The Nativity Fast is a period of abstinence and penance practiced by the Eastern Orthodox Churches, it is very similar to Advent aside from the fact that it runs for 40 days instead of 4 weeks. The Fast is observed from November 15 – December 24. However, some of the Orthodox Churches (namely, Eastern European countries) still follow the Gregorian Calender instead of the Julian Calendar, so they celebrate Advent from November 28 – January 6. Note: even though the days are different, they still worship the same God!
St. Leo the Great wrote: “Four periods [of the year] have been set aside as times of abstinence, so that over the course of the year we might recognize that we are constantly in need of purification, and that amid life’s distractions, we should always strive by means of fasting and acts of charity to extirpate sin, sin which is multiplied in our transitory flesh and in our impure desires.” And following I have supplied an entire sermon written by St Leo:
A Nativity Sermon by Pope St Leo the Great (5th century)
Dearly beloved, today our Savior is born; let us rejoice. Sadness should have no place on the birthday of life. The fear of death has been swallowed up; life brings us joy with the promise of eternal happiness.
No one is shut out from this joy; all share the same reason for rejoicing. Our Lord, victor over sin and death, finding no man free from sin, came to free us all. Let the saint rejoice as he sees the palm of victory at hand. Let the sinner be glad as he receives the offer of forgiveness. Let the pagan take courage as he is summoned to life.
In the fullness of time, chosen in the unfathomable depths of God’s wisdom, the Son of God took for himself our common humanity in order to reconcile it with its Creator. He came to overthrow the devil, the origin of death, in that very nature by which he had overthrown mankind.
And so at the birth of our Lord the angels sing in joy: Glory to God in the highest, and they proclaim peace to men of good will as they see the heavenly Jerusalem being built from all the nations of the world. When the angels on high are so exultant at this marvelous work of God’s goodness, what joy should it not bring to the lowly hearts of men?
Beloved, let us give thanks to God the Father, through his Son, in the Holy Spirit, because in his great love for us he took pity on us, and when we were dead in our sins he brought us to life with Christ, so that in him we might be a new creation. Let us throw off our old nature and all its ways and, as we have come to birth in Christ, let us renounce the works of the flesh.
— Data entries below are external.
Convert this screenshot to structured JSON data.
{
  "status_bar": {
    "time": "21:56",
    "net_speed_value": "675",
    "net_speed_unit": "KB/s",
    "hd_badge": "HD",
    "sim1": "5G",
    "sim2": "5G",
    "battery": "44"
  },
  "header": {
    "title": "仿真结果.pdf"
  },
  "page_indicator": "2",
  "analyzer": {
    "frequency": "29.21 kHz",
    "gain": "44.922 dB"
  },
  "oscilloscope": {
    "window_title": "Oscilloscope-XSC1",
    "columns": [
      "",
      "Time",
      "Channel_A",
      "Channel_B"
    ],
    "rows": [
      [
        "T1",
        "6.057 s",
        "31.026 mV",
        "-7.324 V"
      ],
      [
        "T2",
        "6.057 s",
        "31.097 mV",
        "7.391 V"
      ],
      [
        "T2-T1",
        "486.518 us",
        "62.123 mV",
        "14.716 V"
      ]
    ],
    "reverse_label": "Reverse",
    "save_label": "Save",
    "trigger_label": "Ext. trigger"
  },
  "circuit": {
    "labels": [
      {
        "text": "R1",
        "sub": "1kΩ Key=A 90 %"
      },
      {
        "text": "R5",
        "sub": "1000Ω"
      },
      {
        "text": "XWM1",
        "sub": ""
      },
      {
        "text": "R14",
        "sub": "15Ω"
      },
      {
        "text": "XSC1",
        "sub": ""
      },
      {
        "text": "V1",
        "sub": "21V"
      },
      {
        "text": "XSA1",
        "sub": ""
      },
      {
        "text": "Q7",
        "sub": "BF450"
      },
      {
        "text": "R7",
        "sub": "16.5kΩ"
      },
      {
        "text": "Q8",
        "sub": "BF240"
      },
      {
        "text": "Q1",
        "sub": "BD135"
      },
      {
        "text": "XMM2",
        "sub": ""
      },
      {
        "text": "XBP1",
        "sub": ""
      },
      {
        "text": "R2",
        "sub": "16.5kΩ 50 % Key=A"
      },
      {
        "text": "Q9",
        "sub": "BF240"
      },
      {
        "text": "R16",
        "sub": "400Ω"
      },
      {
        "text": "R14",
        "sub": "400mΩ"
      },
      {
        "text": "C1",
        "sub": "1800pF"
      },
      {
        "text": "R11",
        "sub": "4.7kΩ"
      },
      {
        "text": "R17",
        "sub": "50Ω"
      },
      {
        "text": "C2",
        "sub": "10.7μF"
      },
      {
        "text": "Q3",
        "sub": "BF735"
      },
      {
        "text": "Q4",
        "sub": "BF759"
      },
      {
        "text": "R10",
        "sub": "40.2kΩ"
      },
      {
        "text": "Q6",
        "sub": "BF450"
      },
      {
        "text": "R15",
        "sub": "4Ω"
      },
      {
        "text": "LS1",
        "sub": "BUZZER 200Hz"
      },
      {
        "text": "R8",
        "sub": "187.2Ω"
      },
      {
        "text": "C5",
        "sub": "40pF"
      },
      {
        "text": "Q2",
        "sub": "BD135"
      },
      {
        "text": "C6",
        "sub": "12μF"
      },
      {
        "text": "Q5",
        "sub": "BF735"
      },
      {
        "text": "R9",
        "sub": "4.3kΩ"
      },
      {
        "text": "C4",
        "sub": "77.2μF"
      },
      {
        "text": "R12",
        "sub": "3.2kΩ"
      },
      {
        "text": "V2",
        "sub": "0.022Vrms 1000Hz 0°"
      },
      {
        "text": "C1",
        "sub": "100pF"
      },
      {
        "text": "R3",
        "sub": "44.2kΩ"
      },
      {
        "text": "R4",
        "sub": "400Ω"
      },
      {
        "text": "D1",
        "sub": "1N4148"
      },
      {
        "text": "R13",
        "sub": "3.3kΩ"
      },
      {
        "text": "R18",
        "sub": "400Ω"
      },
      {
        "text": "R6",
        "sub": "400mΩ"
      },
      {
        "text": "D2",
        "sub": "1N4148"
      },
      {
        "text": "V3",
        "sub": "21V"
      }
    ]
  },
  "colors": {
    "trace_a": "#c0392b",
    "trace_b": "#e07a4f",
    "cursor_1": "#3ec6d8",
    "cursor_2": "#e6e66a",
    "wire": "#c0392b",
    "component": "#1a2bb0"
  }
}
Christian, remember your dignity, and now that you share in God’s own nature, do not return by sin to your former base condition. Bear in mind who is your head and of whose body you are a member. Do not forget that you have been rescued from the power of darkness and brought into the light of God’s kingdom.
Through the sacrament of baptism you have become a temple of the Holy Spirit. Do not drive away so great a guest by evil conduct and become again a slave to the devil, for your liberty was bought by the blood of Christ.